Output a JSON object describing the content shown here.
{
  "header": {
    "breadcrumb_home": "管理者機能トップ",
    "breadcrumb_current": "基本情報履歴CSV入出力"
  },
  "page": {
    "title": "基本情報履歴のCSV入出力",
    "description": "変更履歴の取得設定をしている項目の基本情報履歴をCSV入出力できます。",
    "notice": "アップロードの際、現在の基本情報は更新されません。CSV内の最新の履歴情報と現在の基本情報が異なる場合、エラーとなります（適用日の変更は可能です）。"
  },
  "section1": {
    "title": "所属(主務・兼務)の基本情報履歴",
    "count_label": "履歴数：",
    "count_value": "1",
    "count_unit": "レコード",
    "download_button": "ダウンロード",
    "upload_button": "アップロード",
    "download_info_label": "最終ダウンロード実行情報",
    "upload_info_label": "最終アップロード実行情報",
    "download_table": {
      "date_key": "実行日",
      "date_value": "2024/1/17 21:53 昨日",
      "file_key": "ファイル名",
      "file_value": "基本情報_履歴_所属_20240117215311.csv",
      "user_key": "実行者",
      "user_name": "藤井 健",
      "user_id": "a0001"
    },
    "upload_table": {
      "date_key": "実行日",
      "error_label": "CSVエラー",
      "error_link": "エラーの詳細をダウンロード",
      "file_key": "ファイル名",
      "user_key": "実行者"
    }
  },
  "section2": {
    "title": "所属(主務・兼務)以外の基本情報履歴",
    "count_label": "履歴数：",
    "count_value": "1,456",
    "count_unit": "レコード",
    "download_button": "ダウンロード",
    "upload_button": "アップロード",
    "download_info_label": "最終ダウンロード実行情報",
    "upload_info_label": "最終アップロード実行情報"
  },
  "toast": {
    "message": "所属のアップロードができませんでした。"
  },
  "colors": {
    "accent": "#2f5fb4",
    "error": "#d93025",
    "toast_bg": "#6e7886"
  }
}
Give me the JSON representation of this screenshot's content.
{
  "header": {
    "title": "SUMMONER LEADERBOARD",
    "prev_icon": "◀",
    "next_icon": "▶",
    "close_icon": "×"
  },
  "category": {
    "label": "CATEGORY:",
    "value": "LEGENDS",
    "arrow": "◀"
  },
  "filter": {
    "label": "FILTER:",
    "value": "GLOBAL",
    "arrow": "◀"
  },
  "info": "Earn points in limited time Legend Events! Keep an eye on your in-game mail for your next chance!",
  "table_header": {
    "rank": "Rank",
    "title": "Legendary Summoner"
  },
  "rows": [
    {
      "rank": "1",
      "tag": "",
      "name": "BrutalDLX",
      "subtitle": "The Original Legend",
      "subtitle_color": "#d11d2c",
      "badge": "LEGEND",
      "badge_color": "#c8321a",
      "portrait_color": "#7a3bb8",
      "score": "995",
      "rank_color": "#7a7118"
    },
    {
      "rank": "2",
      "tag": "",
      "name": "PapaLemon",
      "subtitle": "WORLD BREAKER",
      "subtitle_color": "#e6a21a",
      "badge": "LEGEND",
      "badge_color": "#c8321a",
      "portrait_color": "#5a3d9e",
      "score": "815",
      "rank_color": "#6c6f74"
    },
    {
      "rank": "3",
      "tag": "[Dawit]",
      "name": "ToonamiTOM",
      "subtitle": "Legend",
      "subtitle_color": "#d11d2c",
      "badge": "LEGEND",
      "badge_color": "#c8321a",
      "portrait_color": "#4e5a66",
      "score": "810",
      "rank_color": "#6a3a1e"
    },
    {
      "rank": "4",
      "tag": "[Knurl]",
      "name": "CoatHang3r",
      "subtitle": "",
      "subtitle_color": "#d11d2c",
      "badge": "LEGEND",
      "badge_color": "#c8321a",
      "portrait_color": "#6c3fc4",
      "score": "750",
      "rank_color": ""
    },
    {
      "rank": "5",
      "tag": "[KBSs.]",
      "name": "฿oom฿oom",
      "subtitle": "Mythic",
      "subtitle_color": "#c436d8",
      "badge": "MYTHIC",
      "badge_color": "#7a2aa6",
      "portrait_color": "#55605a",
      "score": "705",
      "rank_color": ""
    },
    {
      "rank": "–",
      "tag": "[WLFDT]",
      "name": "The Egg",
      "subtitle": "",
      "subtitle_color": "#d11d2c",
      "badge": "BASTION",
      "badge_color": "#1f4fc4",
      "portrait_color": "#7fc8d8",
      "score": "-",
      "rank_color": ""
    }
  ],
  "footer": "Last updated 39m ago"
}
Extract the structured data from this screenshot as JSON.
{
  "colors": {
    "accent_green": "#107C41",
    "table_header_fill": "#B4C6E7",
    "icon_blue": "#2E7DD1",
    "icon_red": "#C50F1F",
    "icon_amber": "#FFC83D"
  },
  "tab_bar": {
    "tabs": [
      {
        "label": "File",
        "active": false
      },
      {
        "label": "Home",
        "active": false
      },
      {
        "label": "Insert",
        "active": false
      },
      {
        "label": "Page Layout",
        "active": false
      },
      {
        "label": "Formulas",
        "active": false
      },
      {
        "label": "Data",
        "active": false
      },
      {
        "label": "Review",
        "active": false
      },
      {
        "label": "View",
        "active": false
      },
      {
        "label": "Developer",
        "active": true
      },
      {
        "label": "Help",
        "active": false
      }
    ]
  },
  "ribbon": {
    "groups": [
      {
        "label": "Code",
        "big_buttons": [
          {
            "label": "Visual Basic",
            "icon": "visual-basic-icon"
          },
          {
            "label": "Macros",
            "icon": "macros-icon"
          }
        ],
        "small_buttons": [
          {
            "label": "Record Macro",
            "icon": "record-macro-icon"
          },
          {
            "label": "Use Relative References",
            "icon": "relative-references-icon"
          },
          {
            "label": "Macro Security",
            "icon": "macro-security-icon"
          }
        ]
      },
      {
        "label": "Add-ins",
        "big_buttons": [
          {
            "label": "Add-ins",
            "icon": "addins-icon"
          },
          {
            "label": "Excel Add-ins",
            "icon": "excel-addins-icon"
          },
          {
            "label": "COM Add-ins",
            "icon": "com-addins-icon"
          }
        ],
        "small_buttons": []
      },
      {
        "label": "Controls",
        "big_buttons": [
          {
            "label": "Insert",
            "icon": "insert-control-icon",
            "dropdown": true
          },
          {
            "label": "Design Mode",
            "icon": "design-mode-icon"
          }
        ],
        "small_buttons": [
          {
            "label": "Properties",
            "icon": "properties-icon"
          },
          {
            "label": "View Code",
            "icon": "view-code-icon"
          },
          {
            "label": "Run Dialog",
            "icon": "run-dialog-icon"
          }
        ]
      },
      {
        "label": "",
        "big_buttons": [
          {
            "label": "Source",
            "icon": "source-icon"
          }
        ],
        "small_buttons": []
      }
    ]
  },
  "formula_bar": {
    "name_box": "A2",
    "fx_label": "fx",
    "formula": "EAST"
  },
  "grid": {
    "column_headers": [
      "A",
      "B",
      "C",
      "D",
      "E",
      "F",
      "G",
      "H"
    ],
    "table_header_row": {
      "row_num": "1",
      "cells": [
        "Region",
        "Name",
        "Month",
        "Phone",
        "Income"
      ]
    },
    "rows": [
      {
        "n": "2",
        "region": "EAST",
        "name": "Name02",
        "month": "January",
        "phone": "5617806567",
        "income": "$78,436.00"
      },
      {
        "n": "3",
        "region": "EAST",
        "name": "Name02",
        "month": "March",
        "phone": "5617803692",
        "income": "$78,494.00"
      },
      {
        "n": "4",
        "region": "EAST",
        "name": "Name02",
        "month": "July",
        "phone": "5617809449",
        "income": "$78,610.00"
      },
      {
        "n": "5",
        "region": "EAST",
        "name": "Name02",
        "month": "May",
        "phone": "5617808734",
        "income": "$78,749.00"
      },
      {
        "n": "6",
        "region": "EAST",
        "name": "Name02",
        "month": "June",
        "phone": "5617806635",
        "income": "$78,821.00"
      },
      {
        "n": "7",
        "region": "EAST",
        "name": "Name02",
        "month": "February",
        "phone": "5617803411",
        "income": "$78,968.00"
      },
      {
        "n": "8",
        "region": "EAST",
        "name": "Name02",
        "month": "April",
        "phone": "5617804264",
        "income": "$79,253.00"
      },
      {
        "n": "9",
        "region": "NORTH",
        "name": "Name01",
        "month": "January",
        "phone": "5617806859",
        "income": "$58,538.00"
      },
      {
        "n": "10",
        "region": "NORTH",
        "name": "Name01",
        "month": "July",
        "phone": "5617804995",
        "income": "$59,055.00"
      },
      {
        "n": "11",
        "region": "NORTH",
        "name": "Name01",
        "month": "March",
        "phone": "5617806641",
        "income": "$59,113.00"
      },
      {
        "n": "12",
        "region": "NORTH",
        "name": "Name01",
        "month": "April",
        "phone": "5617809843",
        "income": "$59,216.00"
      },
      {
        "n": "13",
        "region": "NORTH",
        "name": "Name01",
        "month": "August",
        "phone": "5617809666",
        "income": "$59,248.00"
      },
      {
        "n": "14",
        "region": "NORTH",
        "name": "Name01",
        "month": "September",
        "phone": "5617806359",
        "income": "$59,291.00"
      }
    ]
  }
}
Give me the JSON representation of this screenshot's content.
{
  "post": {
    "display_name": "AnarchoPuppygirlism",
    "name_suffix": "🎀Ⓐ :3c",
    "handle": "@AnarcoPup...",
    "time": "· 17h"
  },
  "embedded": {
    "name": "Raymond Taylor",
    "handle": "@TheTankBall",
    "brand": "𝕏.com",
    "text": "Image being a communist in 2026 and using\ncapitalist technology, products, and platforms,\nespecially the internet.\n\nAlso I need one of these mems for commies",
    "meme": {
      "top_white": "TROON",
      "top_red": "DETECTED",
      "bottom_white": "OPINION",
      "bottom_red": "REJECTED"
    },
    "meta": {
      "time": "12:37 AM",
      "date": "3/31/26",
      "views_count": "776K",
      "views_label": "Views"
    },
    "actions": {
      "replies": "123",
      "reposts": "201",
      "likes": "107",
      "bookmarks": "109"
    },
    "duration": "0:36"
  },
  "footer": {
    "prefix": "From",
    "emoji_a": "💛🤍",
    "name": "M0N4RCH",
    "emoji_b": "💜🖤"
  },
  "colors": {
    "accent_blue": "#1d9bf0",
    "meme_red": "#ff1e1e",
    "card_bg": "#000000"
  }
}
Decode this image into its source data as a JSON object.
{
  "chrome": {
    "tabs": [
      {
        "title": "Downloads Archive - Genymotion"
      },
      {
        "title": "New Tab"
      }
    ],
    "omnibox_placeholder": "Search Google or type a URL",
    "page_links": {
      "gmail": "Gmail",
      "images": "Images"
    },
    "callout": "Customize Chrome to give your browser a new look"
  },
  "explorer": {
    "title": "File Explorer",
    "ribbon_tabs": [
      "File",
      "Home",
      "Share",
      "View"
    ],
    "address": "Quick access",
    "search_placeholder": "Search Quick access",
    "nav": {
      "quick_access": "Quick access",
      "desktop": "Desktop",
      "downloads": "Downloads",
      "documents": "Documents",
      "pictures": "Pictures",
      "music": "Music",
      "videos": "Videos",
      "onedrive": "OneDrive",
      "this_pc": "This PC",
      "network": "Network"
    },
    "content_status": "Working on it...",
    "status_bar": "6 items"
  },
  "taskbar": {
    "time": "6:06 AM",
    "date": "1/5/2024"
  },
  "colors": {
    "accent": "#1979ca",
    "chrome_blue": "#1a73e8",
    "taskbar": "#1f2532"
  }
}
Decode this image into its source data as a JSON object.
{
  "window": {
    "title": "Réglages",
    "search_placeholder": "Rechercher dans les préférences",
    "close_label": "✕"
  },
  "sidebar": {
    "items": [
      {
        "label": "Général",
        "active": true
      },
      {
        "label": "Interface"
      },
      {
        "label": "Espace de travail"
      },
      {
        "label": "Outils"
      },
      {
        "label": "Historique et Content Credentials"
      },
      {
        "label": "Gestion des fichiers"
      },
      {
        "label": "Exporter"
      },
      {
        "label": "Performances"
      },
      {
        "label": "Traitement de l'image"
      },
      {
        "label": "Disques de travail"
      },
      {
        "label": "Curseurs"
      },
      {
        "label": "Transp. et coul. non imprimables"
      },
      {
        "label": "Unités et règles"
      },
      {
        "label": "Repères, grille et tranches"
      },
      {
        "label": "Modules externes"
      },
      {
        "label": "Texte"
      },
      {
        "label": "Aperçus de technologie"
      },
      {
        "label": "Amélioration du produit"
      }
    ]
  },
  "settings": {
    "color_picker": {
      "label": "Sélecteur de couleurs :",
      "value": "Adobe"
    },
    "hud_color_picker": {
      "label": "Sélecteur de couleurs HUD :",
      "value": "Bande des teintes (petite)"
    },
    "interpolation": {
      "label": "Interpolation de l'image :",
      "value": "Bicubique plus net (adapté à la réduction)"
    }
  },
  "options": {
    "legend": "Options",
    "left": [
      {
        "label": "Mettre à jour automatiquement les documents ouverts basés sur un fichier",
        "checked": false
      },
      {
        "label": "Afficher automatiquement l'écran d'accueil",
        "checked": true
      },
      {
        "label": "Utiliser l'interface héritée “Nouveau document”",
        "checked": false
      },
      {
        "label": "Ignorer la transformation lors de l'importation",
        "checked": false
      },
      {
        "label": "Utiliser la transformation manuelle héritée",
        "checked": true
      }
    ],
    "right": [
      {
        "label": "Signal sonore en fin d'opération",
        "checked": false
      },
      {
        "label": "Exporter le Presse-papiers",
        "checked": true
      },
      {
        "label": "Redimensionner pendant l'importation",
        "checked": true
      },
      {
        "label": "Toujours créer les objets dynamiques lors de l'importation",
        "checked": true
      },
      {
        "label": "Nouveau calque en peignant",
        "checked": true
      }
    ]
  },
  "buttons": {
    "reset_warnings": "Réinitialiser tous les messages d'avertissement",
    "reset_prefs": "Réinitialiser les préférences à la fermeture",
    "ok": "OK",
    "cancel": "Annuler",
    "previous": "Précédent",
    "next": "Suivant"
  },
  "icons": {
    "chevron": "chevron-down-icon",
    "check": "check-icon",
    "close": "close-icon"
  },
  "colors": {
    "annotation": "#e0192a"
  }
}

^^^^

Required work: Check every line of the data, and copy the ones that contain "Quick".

Solution:
    "address": "Quick access",
    "search_placeholder": "Search Quick access",
      "quick_access": "Quick access",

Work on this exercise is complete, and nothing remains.